Friday, March 11, 2011

Happy birthday, ZX81

Thirty years ago today the Sinclair ZX81 was introduced to the world. The world's first affordable personal computer, it wasn't in fact the first home computer I had owned. That had been a Nascom 1, a Zilog Z80 based machine with just 1Kb of RAM, which I built from a kit - all 1,400 soldered joints of it, using the same Antex soldering iron I still use today.

The ZX81 was also offered as a kit as well as a ready built version, so naturally I ordered the kit. I seem to remember it cost £49 - much less than the Nascom. I don't remember how many soldered joints there were, but there were only four main chips. It was a much easier project to build. The ZX81 also came with just 1Kb of RAM. But unlike the Nascom, it had a built-in BASIC interpreter so you could still do more with that 1Kb and you didn't have to program it in assembly code.

Innovative design was used to cut the cost of the ZX81. For example, instead of a dedicated display processor the Z80 CPU generated the display. Whenever your program executed, the screen went blank. The screen was an ordinary black and white TV. Programs were loaded and saved using a cheap cassette recorder.

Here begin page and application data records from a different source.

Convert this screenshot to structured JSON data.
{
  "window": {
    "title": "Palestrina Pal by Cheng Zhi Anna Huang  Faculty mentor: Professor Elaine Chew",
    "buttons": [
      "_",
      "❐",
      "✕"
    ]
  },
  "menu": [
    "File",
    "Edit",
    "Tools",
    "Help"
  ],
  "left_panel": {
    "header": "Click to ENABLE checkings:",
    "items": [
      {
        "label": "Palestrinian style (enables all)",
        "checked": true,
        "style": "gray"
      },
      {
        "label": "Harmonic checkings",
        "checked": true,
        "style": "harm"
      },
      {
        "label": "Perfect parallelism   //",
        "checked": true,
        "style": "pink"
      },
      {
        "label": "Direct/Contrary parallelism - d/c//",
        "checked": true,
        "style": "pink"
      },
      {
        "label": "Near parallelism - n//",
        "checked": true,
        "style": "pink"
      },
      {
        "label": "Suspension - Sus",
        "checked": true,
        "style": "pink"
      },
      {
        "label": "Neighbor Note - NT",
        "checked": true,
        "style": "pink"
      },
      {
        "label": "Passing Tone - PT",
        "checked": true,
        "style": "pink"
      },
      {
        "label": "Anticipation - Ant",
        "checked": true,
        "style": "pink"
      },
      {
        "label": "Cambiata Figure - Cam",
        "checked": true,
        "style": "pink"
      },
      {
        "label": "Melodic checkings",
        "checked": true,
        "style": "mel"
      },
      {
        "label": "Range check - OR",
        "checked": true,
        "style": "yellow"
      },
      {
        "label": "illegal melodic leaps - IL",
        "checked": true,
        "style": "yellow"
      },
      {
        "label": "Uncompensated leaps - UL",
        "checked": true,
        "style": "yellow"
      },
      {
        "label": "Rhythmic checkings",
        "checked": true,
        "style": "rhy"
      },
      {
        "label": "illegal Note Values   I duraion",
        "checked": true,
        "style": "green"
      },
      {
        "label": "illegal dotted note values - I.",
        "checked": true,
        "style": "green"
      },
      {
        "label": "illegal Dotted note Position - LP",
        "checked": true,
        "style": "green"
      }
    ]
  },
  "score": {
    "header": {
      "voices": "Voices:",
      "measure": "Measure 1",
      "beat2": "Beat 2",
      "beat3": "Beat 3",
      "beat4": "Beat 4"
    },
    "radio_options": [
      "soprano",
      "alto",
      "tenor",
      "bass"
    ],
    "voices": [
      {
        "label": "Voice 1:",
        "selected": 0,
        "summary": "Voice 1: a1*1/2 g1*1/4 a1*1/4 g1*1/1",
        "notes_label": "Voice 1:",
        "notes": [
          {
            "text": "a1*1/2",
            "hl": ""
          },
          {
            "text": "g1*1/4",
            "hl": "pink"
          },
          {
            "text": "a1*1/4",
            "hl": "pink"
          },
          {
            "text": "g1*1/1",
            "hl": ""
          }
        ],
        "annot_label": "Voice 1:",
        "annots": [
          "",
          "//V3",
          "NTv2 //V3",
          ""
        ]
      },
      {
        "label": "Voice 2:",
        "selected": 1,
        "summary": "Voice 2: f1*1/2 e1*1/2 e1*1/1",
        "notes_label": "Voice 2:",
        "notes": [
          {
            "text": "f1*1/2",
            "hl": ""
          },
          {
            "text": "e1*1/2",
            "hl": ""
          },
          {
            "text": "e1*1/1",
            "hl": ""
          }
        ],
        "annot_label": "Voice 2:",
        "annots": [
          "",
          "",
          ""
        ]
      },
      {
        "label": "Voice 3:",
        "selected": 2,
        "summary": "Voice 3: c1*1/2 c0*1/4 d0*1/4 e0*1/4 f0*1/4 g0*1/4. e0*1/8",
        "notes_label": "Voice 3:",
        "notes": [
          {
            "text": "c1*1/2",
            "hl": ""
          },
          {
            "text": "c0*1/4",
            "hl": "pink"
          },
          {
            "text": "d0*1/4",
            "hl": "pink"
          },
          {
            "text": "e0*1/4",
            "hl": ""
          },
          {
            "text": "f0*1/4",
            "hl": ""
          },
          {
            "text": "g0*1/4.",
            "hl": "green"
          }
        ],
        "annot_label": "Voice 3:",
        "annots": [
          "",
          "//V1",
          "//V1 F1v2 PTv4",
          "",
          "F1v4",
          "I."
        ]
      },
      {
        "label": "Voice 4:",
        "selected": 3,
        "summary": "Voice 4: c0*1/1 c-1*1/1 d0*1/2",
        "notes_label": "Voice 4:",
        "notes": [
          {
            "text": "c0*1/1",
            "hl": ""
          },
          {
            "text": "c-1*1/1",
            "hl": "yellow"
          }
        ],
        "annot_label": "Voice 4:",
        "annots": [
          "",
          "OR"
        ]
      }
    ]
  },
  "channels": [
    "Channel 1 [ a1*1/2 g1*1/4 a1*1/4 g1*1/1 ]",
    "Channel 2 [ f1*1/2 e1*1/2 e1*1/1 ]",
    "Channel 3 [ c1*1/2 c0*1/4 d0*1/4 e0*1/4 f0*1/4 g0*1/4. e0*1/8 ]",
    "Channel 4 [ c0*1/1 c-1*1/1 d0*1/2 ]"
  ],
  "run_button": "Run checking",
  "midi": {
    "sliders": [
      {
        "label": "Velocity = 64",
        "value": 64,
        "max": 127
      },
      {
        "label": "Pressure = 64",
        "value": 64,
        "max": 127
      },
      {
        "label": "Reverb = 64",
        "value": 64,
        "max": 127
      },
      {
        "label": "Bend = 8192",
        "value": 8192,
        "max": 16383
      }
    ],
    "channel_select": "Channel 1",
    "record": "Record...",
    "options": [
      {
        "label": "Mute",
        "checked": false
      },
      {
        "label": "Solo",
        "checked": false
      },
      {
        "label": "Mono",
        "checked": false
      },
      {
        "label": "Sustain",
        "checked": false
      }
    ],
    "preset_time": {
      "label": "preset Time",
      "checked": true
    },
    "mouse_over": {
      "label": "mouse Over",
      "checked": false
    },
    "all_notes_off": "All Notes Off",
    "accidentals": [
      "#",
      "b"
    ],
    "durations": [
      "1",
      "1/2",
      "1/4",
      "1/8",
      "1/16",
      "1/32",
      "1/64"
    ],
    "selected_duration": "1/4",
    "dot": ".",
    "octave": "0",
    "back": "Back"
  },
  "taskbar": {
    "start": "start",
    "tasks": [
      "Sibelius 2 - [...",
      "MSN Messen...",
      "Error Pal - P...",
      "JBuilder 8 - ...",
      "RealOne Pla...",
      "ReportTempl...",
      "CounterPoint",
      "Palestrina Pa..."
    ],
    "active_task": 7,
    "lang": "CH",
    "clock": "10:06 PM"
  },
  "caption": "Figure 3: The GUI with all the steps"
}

That was read and written by the CPU too, which generated wild patterns on the screen while it neglected its display duties. The keyboard was a plastic membrane type. It was horrible to type on.

Later I upgraded the memory to 48Kb using a third party RAM pack (the standard RAM pack sold by Sinclair was only 16Kb.) This, too was built from a kit. Like the Sinclair one, it fixed to the rear of the machine using an edge connector, with no other fixing. Every ZX81 owner is familiar with the term "wobbly RAM pack". One accidental jolt could interrupt the connection and crash the computer losing all your work. Ah, those were the days!

As a radio ham, I naturally was interested in writing ham radio software for the ZX81. I wrote several programs including a morse tutor, which used a machine code routine for sending the actual code. I think I have written morse tutors for every type of computer I have owned - it's amazing that I am still so bad at reading the code! An article describing the morse tutor and a memory keyer for the ZX81 was published in Short Wave Magazine and was one of my first published articles.

I can still remember the excitement of home computing in those early days. Today's PCs, vastly more powerful and capable though they are, just aren't as interesting. Back then, home computing was very much a hobbyist's game. We were pioneers. Now everyone and his granny has a computer, and programming has become more or less a job for professionals. I do miss those old days!

Thank you, Clive Sinclair, for bringing us these wonderful toys. Happy 30th birthday, ZX81!


Sivan said...

It was also the first home computer I used. It belonged to my younger brother, but I too logged many hours on it.

LY2SS said...

These machines or to be precise - clones of them - were wildly popular between hams in ex uSSR area (just look "ZX spectrum clones" article in wikipedia). I remember connecting 5.25" FDD controller to it! It had very innovative feature - once you push button (NMI) it immediately wrote memory dump and CPU state to the FDD. It helped to cheat a lot of games!
I still admire Spetrums...


Ricardo - CT2GQV said...

I had the ZX82, commonly called the "Spectrum"...great fun, made my first program on it. Still have it and still works! Recently someone gave me a 128K one with integrated cassette "disk".
Nice to remember.

VE3WDM said...

I won a ZX at work it was great should have held on to it. From there it was the commodore 64 and then the lightening fast 128.

PE4BAS, Bas said...

Brings back so many (programming) memories. The ZX81 was the first computer I really programmed at, it belonged to my uncle. Later he owned a Spectrum and a QL.I owned his QL for a time, that computer was ahead of it's time. But obsolete when I owned it. I remember the endless loading times of the programs on cassette tapes. The QL had something like a kind of micro ZIP drives, those were a lot faster but not used on any other brand of computer ever I believe. Great fun. But prefer the "modern' computer now. 73, Bas

sv3auw said...

I still have MY Spectrum!

Casey Bahr said...

First one I had also! I had 16KB of memory, hi hi, and the thermal printer. Used to spend many hours optimizing a program to search for primes. Wow. That set me off in a whole different direction, advanced degree in computer science, and a long career as a software engineer (due much more to my education than my first program!).

Julian, tried to leave an entry in the visitor's book, but kept saying it couldn't be added. ??

Will add you to my blog roll at


- Casey, TI2/NA7U

Paul M0PCZ said...

Very good Julian, I wouldn't know where to start with my admiration for the ZX81, well I know where it ended, and that was with my Computer Studies 'O' Level pass, the programming all done on the ZX81, rather than the BBC'B' micro which was popular in 1984.

Steve said...

Didn't the ZX80 come out before the ZX81?